Assuming that it’s the same water and not from different sources which may contain different salts.. there are 2-3 major factors
1. The temperature itself. When water touches our taste buds, the temperature sets off slightly different responses to the brain.
2. The material. Chilled water may be stored in any container- plastic/glass/metal. Warm/Hot water is almost always used with metal and sometimes glass. So this is also a small factor.
3. Gases. The most important factor is gases. If a liquid surface is kept in contact with a gas, the gas WILL dissolve in the liquid slowly. The colder the temperature, the faster the gas will dissolve in liquid and vice versa. Boiled water is thus absolutely devoid of gases ( bud-bud-bud-bud bubbles, remember? ). That’s why bottled water tastes sweet while boiled water tastes bitter. Oxygen.

The temperature of water affects its pH. Not a whole lot though, but anywhere usually between 6.5 and 8.5. And I’m pretty certain the pH of water affects its taste.

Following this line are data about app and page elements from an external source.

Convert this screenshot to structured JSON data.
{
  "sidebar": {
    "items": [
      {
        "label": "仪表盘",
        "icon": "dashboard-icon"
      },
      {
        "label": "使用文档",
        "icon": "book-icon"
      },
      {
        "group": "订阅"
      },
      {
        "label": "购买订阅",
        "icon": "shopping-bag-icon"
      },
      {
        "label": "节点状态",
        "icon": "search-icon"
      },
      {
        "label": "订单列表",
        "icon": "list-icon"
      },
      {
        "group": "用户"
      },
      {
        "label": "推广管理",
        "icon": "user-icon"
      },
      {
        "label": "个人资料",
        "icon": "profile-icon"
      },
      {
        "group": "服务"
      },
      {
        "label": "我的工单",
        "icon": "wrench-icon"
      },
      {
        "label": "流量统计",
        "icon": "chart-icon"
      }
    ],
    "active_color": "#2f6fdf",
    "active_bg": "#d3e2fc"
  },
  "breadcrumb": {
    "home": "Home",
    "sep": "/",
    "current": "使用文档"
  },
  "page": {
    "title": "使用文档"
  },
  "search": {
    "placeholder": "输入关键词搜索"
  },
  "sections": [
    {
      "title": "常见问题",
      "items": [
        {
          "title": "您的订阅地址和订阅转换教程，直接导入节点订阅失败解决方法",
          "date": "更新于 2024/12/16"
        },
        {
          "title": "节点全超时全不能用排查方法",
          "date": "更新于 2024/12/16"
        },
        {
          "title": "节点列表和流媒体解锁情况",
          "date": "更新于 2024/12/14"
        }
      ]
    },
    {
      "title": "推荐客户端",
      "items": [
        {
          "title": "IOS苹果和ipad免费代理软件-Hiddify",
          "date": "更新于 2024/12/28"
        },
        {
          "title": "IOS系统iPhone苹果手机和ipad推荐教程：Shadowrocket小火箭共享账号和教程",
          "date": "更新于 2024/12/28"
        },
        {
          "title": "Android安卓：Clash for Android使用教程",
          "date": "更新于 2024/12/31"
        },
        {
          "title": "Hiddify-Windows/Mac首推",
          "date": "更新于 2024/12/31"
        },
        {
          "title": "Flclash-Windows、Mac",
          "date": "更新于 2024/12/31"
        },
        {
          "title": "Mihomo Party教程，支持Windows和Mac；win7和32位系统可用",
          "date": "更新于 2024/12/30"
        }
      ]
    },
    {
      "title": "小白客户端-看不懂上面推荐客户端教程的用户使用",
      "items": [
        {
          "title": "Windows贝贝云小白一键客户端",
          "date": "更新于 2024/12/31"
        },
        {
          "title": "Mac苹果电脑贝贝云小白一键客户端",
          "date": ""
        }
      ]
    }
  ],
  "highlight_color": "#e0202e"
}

Also, greater/lower pH levels in water can cause other problems, such as amount of certain metals in the water (Fe, Mn, Cu, Pb, and Zn) and damage to water pipes, which can have affects on taste.